The longstanding debate over whether medication-assisted treatment with methadone or buprenorphine constitutes recovery was reinvigorated last week when Health and Human Services (HHS) Secretary Tom Price told a West Virginia newspaper, “If we just simply substitute buprenorphine or methadone or some other opioid-type medication for the opioid addiction, then we haven't moved the dial much.”
Several addiction specialists reacted harshly to Price's comments, Politico reported. American Society of Addiction Medicine (ASAM) legislative chair Corey Waller said Price, a surgeon, was “moving out of the world of scientific fact into the world of alternative facts.” Waller is a New Jersey physician.
A treatment field that once hailed the words of support from former national drug czar Barry McCaffrey about methadone's essential role in treatment as a landmark development was clearly worried last week that Price's comments could represent a step back in the fight against stigma. HHS spokesperson Alleigh Marre later clarified Price's position, emphasizing that the secretary and former congressman supports numerous treatment strategies.
“Rather than discard avenues to treatment or embrace a one-size-fits-all mantra, Dr. Price has argued that we should be open and supportive of additional ways to treat the individual battling opioid addiction,” Marre said.
In his comments to the West Virginia newspaper, Price had suggested he was encouraged by the emergence of the opioid antagonist Vivitrol, the injectable form of naltrexone.

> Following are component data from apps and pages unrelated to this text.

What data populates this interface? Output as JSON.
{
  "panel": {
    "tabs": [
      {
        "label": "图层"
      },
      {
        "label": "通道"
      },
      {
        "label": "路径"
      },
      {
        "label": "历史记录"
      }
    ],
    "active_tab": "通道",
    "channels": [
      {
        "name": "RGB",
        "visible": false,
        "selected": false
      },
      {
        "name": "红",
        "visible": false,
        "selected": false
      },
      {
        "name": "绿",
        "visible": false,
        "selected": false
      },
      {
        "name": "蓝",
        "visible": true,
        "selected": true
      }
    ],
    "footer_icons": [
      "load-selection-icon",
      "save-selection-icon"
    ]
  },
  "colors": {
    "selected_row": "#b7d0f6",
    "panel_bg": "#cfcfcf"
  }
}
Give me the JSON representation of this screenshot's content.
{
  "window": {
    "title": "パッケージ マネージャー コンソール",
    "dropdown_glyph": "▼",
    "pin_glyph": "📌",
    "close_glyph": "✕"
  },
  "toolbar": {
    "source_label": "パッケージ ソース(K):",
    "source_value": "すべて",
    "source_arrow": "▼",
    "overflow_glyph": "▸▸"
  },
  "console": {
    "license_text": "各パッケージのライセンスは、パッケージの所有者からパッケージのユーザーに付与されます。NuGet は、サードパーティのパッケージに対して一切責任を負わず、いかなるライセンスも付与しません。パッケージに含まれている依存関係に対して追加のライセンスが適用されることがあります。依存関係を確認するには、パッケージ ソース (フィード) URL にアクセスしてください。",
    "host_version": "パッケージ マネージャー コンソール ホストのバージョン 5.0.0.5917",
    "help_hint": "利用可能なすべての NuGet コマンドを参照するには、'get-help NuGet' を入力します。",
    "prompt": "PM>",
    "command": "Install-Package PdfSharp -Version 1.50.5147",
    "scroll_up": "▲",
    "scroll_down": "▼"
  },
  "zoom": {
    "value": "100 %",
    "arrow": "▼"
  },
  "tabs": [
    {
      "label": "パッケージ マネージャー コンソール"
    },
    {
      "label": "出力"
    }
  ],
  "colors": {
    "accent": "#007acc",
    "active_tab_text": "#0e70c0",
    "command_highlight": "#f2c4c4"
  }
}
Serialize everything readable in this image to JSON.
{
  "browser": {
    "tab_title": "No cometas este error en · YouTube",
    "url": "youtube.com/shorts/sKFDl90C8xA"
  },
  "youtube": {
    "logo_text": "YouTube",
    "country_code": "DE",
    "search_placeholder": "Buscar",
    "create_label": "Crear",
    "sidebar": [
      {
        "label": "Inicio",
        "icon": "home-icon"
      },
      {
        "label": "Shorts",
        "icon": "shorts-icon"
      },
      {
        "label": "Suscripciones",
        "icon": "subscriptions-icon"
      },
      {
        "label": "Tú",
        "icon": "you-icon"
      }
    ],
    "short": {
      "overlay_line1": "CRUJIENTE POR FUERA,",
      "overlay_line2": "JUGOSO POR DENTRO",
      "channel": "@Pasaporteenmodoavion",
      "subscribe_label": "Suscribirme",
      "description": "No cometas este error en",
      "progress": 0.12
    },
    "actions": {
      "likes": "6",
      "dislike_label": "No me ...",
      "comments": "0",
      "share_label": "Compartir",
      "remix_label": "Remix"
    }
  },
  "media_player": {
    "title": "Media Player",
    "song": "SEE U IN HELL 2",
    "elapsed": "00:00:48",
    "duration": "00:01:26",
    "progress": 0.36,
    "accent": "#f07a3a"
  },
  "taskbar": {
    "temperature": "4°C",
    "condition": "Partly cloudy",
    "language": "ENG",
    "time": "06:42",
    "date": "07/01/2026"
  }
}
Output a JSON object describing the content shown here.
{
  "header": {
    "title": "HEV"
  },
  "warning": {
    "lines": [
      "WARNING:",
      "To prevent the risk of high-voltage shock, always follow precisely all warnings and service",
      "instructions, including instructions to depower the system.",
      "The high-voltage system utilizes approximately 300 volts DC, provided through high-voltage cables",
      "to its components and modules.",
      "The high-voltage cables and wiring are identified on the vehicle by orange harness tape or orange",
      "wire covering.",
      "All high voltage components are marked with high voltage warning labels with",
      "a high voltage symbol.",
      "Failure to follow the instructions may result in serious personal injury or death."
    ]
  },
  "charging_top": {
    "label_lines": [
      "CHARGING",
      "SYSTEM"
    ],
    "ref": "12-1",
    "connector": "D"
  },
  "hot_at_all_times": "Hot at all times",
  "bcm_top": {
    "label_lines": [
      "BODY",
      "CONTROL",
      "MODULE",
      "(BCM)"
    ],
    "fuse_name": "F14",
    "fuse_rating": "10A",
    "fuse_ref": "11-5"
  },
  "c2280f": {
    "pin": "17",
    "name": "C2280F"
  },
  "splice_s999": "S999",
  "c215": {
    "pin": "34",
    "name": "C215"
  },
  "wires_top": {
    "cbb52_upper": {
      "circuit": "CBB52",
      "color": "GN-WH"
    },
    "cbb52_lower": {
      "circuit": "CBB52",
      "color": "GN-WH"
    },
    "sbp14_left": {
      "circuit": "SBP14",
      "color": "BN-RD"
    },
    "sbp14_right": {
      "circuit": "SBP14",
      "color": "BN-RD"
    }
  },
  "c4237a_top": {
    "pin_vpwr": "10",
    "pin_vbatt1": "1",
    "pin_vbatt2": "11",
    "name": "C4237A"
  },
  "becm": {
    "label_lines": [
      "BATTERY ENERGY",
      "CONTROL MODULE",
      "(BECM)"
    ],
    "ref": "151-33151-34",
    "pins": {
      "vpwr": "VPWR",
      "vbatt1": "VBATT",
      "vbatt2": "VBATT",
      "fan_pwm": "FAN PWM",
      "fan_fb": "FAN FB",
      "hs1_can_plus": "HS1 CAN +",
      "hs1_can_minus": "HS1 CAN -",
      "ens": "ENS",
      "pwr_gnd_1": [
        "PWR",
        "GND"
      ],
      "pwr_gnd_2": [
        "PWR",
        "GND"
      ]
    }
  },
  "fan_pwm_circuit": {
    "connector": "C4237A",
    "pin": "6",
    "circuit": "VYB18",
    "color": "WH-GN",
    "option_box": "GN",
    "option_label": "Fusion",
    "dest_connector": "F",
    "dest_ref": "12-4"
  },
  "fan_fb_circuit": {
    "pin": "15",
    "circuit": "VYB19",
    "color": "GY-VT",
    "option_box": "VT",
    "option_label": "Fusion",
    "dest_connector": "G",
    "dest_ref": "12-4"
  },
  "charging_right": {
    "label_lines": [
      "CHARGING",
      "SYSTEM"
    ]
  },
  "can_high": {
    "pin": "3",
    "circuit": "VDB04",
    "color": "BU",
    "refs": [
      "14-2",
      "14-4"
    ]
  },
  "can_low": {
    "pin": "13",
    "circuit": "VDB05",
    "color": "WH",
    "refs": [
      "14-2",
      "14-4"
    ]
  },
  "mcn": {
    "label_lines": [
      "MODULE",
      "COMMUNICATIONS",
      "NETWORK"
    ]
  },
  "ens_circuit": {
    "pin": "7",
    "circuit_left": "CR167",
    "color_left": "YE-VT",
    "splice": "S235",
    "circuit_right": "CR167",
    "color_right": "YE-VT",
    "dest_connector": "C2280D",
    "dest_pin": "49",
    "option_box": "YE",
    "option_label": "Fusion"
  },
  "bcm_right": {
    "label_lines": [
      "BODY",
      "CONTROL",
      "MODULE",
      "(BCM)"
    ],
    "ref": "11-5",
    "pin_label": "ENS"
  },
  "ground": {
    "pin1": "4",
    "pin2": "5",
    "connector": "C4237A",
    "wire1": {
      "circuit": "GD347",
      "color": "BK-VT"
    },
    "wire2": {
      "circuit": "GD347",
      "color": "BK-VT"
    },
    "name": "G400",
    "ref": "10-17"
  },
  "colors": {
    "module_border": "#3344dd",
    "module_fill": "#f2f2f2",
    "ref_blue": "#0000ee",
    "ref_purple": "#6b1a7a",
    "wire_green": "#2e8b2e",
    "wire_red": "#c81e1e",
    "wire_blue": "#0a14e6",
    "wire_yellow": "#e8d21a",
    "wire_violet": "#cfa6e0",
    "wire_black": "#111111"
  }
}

Recently dismissed U.S. Surgeon General Vivek Murthy, who made significant inroads for the field last year with his office's report on addiction, responded to Price's comments by citing a number of Murthy's recently posted Tweets, including, “Some see medication-assisted treatment as substituting one substance for another and promote abstinence-only. This is not backed by science.”